The rolling hills and perfectly preserved Medieval villages of Chianti are deservedly renowned for their beauty, attracting thousands every summer in search of la dolce vita. But venture a little further south and you’ll uncover a more peaceful, golden Tuscany, where time marches at a slightly slower pace. Red Savannah’s Tuscan villa expert, Charlie Stephenson, explores the Val d’Orcia.
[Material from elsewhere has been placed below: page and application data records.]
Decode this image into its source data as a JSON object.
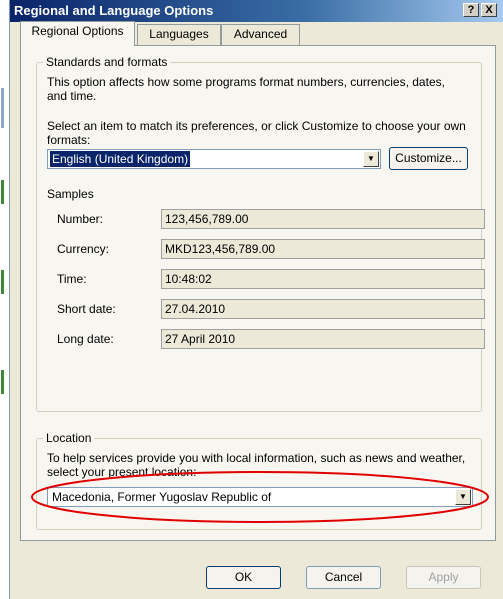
{
  "window": {
    "title": "Regional and Language Options",
    "help_button": "?",
    "close_button": "X"
  },
  "tabs": [
    {
      "label": "Regional Options",
      "active": true
    },
    {
      "label": "Languages",
      "active": false
    },
    {
      "label": "Advanced",
      "active": false
    }
  ],
  "standards": {
    "legend": "Standards and formats",
    "description": "This option affects how some programs format numbers, currencies, dates, and time.",
    "prompt": "Select an item to match its preferences, or click Customize to choose your own formats:",
    "selected_format": "English (United Kingdom)",
    "customize_label": "Customize...",
    "samples_heading": "Samples",
    "samples": [
      {
        "label": "Number:",
        "value": "123,456,789.00"
      },
      {
        "label": "Currency:",
        "value": "MKD123,456,789.00"
      },
      {
        "label": "Time:",
        "value": "10:48:02"
      },
      {
        "label": "Short date:",
        "value": "27.04.2010"
      },
      {
        "label": "Long date:",
        "value": "27 April 2010"
      }
    ]
  },
  "location": {
    "legend": "Location",
    "description": "To help services provide you with local information, such as news and weather, select your present location:",
    "selected_location": "Macedonia, Former Yugoslav Republic of"
  },
  "buttons": {
    "ok": "OK",
    "cancel": "Cancel",
    "apply": "Apply"
  },
  "colors": {
    "selection": "#0a246a",
    "highlight_annotation": "#e00000"
  }
}
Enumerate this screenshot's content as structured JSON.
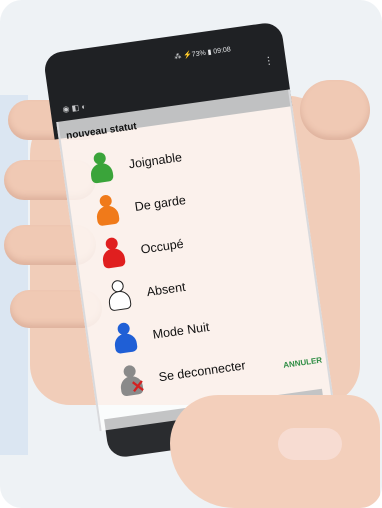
{
  "status_bar": {
    "text": "⁂ ⚡73% ▮ 09:08"
  },
  "dialog": {
    "title": "nouveau statut",
    "cancel_label": "ANNULER",
    "options": [
      {
        "label": "Joignable",
        "color": "#3aa43a",
        "icon": "person-icon-green"
      },
      {
        "label": "De garde",
        "color": "#f07a1a",
        "icon": "person-icon-orange"
      },
      {
        "label": "Occupé",
        "color": "#e01f1f",
        "icon": "person-icon-red"
      },
      {
        "label": "Absent",
        "color": "#ffffff",
        "icon": "person-icon-outline"
      },
      {
        "label": "Mode Nuit",
        "color": "#1f5fd6",
        "icon": "person-icon-blue"
      },
      {
        "label": "Se deconnecter",
        "color": "#8a8a8a",
        "icon": "person-icon-grey-crossed"
      }
    ]
  }
}
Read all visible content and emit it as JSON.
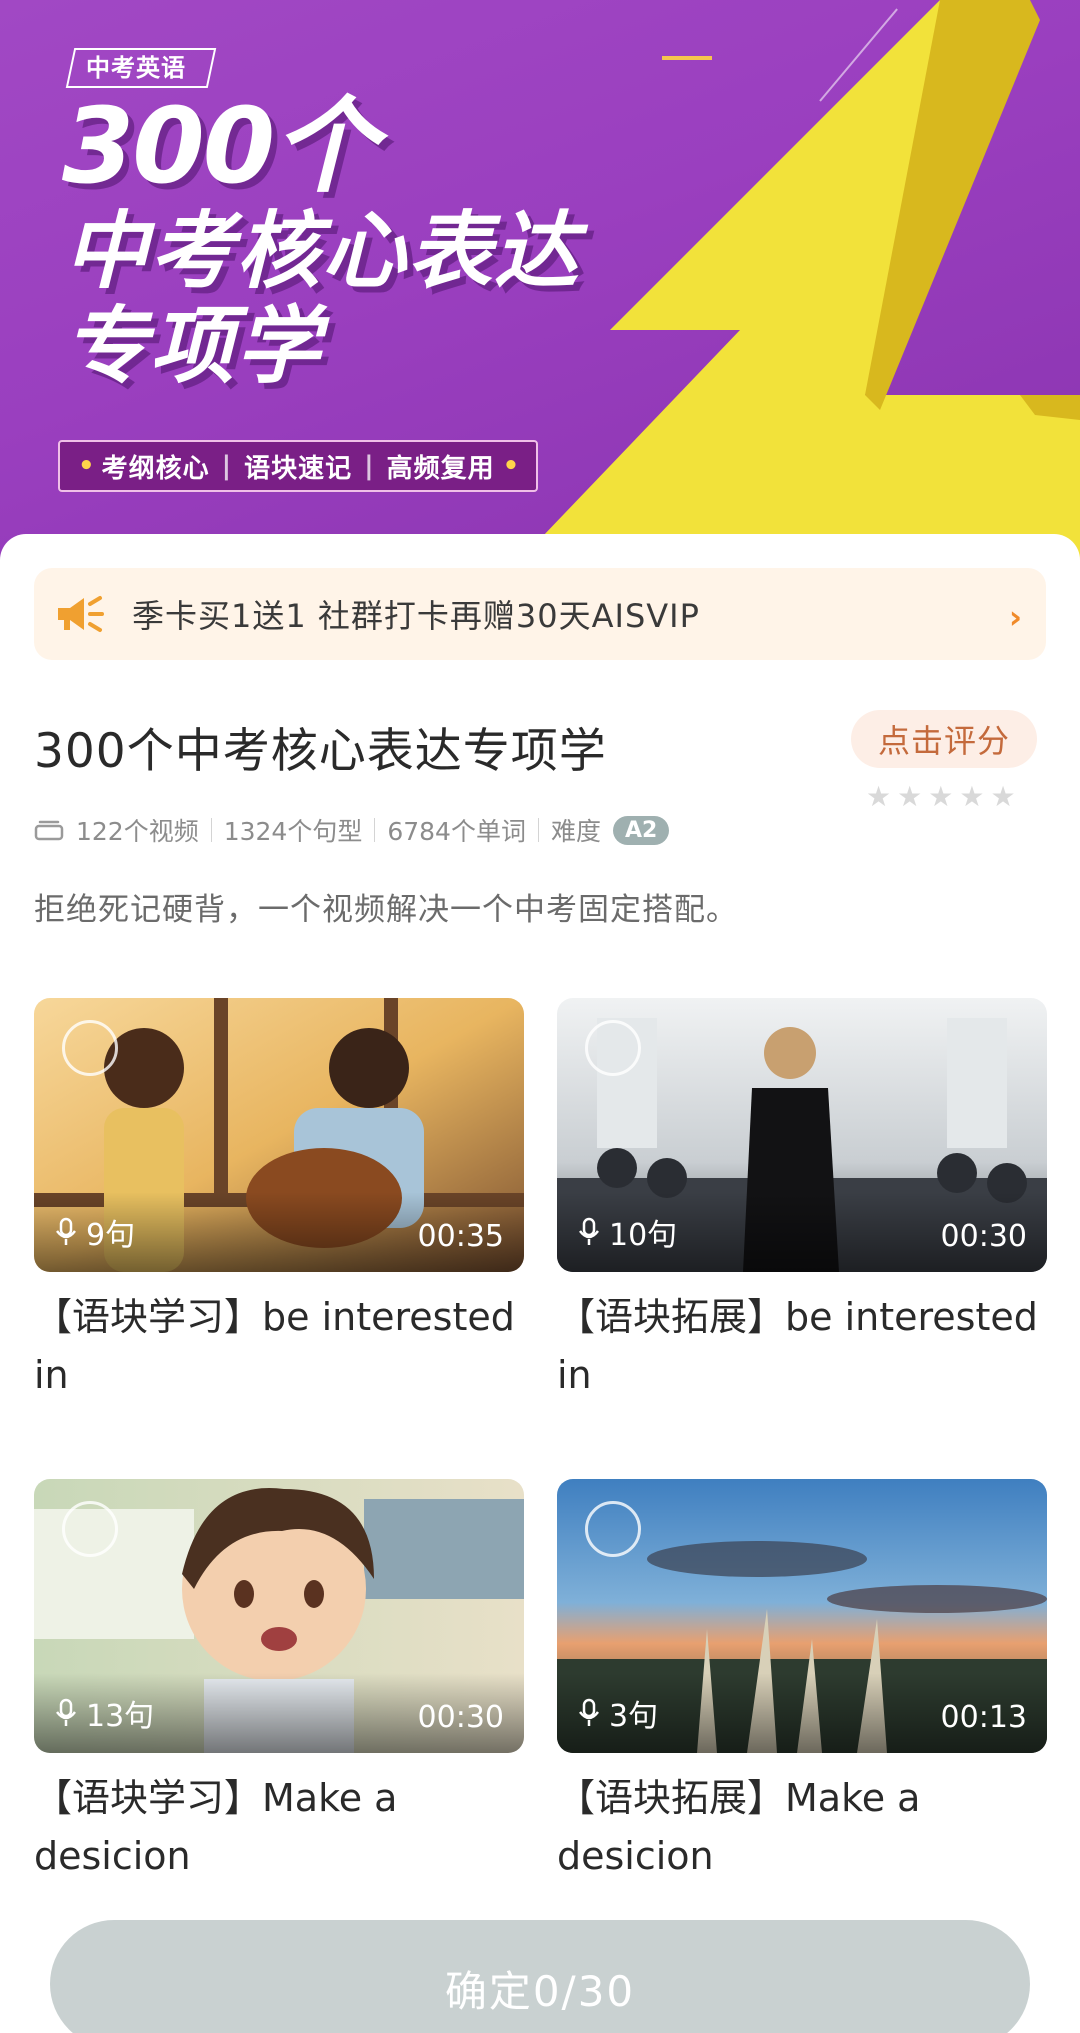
{
  "hero": {
    "tag": "中考英语",
    "big_number": "300个",
    "line2": "中考核心表达",
    "line3": "专项学",
    "features": [
      "考纲核心",
      "语块速记",
      "高频复用"
    ]
  },
  "promo": {
    "icon": "megaphone-icon",
    "text": "季卡买1送1  社群打卡再赠30天AISVIP",
    "chevron": "›"
  },
  "course": {
    "title": "300个中考核心表达专项学",
    "rate_label": "点击评分",
    "stars": 5,
    "videos": "122个视频",
    "sentences": "1324个句型",
    "words": "6784个单词",
    "difficulty_label": "难度",
    "difficulty": "A2",
    "description": "拒绝死记硬背，一个视频解决一个中考固定搭配。"
  },
  "videos": [
    {
      "count": "9句",
      "duration": "00:35",
      "title": "【语块学习】be interested in"
    },
    {
      "count": "10句",
      "duration": "00:30",
      "title": "【语块拓展】be interested in"
    },
    {
      "count": "13句",
      "duration": "00:30",
      "title": "【语块学习】Make a desicion"
    },
    {
      "count": "3句",
      "duration": "00:13",
      "title": "【语块拓展】Make a desicion"
    }
  ],
  "confirm": {
    "label": "确定0/30"
  },
  "colors": {
    "hero_purple": "#9a3fbf",
    "bolt_yellow": "#f2e23a",
    "promo_bg": "#fff4e8",
    "accent_orange": "#f08a2a",
    "confirm_bg": "#c9d1d1"
  }
}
Unlike the neighbouring region of Chianti, the lesser-known landscape of Val d’Orcia is wild and barely altered by tourist footfall, despite being less than two hours’ drive from Florence. Meandering through its golden wheat fields and lush vineyards down avenues of graceful cypress trees it feels as if you’ve stepped into a Renaissance painting, for indeed the masters were drawn here for the exceptional quality of the light. More recently filmmakers have drawn on the charm of its landscape in movies like Gladiator, and the Twilight Saga. As you climb switchback roads past Medieval castles and isolated hilltop towns it’s easy to see why the area was recognized as a World Heritage Site by UNESCO in 2004. Val d’Orcia is also home to some of Italy’s most venerated wines such as the Vino Nobile from the Renaissance hilltop town of Montepulciano, and the Brunello wines from the ancient walled city of Montalcino (don’t miss its 14th century fortress and stunning views of the valley).
One of the highlights of Val d’Orcia is the town of Pienza, a unique Renaissance monument designed by the humanist Pope Pius 2nd and long a papal summer residence. Stroll Pienza’s winding cobbled streets and explore a tasteful selection of ateliers - crafted leather belts, hand-stitched bags, ponchos, bound journals and unique shawls – between taking shade in a cool restaurant. Look no further than Osteria Perilla where its Michelin-starred chef creates unforgettable rustic dishes. In September as the surrounding countryside deepens a rich russet and harvest festivals light up the usually sleepy villages, keep an eye out for the ‘Pienzo Palio’, where locals compete to produce the finest ‘pecorino’ (indigenous cheese made from sheep’s milk).
Where to stay:
Making the most of the exquisite landscape is key and a Tuscan villa provides the opportunity to cherish the perfect valley views and appreciate the incredible sense of space. Il Cocceto is set amid a 500-acre, award winning wine estate in a restyled 18th century farmhouse , its six bedrooms infused with natural light, as well as a glorious pool to cool off in. Professional cooks provide classes for those interested in the region’s superb cuisine. Set on a hill dotted with olive trees, graceful cypress and enjoying huge sky views with the mountains etched against the horizon, Villa Pantanelli achieves a perfect fusion of contemporary and old world Tuscan. Finally, Muri Antichi, part of the Monteverdi Estate, is an exquisitely restored country house with old beams, natural wood and local stone, and lavish four-poster bedrooms.
Charlie Stephenson can be contacted at Red Savannah on +44 1242 787800, www.redsavannah.com
The go-to girl for luxury hotels, Lisa Corcoran knows how to travel in style. Join Lisa on her quest, with a little help from her friends, to seek out those special places which stand apart from the rest.